6. I spent most of my childhood in Cumbria, nearest city Carlisle … in the 1950s. Goosegrass … was sticky with burs and twined everywhere through the hedgerows, but ripping it up and chucking it at your friend’s retreating back meant, if it stuck, she had a boyfriend/admirer; if it fell away the hopes were dashed! [e-mail, January 2013].

7. Goosegrass/cleavers – fun can be had by playing a kind of tag game with them, you tag somebody with them and by the time they have removed them you have run a fair distance [Isle of Purbeck, Dorset, September 2011].

8. We have a cottage in Derbyshire and the garden has lots of cleavers which I drink as a spring tonic [Putney, London, March 2011].

9. I was born and bred in the house I still live in part of … We used to nibble shoots of goosegrass .. and we still feed to whole plant to our ducks [Muchelney, Somerset, January 2007].
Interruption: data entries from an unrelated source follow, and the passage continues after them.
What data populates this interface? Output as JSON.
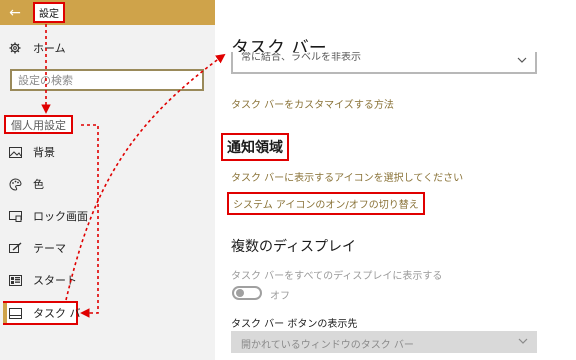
{
  "window": {
    "back_glyph": "←",
    "title": "設定"
  },
  "sidebar": {
    "home_label": "ホーム",
    "search_placeholder": "設定の検索",
    "section_header": "個人用設定",
    "items": [
      {
        "label": "背景",
        "icon": "picture-icon"
      },
      {
        "label": "色",
        "icon": "palette-icon"
      },
      {
        "label": "ロック画面",
        "icon": "lock-screen-icon"
      },
      {
        "label": "テーマ",
        "icon": "brush-icon"
      },
      {
        "label": "スタート",
        "icon": "start-icon"
      },
      {
        "label": "タスク バー",
        "icon": "taskbar-icon",
        "selected": true
      }
    ]
  },
  "main": {
    "page_title": "タスク バー",
    "top_dropdown_value": "常に結合、ラベルを非表示",
    "customize_link": "タスク バーをカスタマイズする方法",
    "notify_heading": "通知領域",
    "select_icons_link": "タスク バーに表示するアイコンを選択してください",
    "system_icons_link": "システム アイコンのオン/オフの切り替え",
    "multi_display_heading": "複数のディスプレイ",
    "show_all_displays_label": "タスク バーをすべてのディスプレイに表示する",
    "toggle_state_label": "オフ",
    "buttons_on_label": "タスク バー ボタンの表示先",
    "bottom_dropdown_value": "開かれているウィンドウのタスク バー"
  },
  "colors": {
    "accent": "#cfa34a",
    "link": "#8a7338",
    "annotation_red": "#e00000"
  }
}
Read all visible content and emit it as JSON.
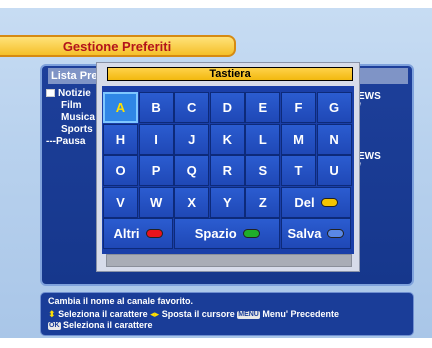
{
  "screen": {
    "title": "Gestione Preferiti"
  },
  "list": {
    "header": "Lista Pre",
    "items": [
      {
        "label": "Notizie",
        "folder": true
      },
      {
        "label": "Film",
        "folder": false
      },
      {
        "label": "Musica",
        "folder": false
      },
      {
        "label": "Sports",
        "folder": false
      },
      {
        "label": "---Pausa",
        "folder": false
      }
    ],
    "right_values": [
      "EWS",
      "/",
      "EWS",
      "/"
    ]
  },
  "keyboard": {
    "title": "Tastiera",
    "rows": [
      [
        "A",
        "B",
        "C",
        "D",
        "E",
        "F",
        "G"
      ],
      [
        "H",
        "I",
        "J",
        "K",
        "L",
        "M",
        "N"
      ],
      [
        "O",
        "P",
        "Q",
        "R",
        "S",
        "T",
        "U"
      ],
      [
        "V",
        "W",
        "X",
        "Y",
        "Z"
      ]
    ],
    "selected_key": "A",
    "del_label": "Del",
    "altri_label": "Altri",
    "spazio_label": "Spazio",
    "salva_label": "Salva",
    "input_value": "",
    "colors": {
      "del": "#f5c400",
      "altri": "#e8141b",
      "spazio": "#1fae2a",
      "salva": "#5a88e6"
    }
  },
  "help": {
    "line1": "Cambia il nome al canale favorito.",
    "line2_a": "Seleziona il carattere",
    "line2_b": "Sposta il cursore",
    "line2_menu": "MENU",
    "line2_c": "Menu' Precedente",
    "ok_label": "OK",
    "line3": "Seleziona il carattere"
  }
}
10. [Shropshire, Mardu] Goosegrass: Clumps were made into rough balls and thrown at clothing. The number of stickers left on one’s clothing indicated the number of suitors one could expect. A tea made from the stalks and leaves, gargled will rid obstructions in the throat, even goitres and cancer [Newcastle-on-Clun, Shropshire. November 2004].

11. A Lincolnshire name for goosegrass: Sticky Jim [Tooting Common, London, July 2004].

12. In Ireland – in Dublin, where I come from – we call goosegrass sticky-backs [Holland Park, London, May 2004].

13. In Berkshire we used to call goosegrass fruits sweethearts [Barnehurst, Kent, August 2003].

14. I grew up in west Somerset between 1914 and 1939… local plant names … cly = goosegrass [Breage, Cornwall, October 1993].

15. [Kettering-Wellingborough-Raunds area, Northamptonshire] Galium aparine known … as mothers-in-law. Work out your own reasons [Wellingborough, Northamptonshire, November 1991].

16. Goosegrass (cleavers), Galium aparine. Thrown on a girl’s back. If it stuck without her being aware of it, she had a sweetheart. If she took it off and dropped it, it would form the initial of the sweetheart-to-be (Sussex/Kent, 1920s-30s) [Farnham, Surrey, December 1985].

Images:  main, Dartford, Kent, January 2015; inset, Hereford, July 2018.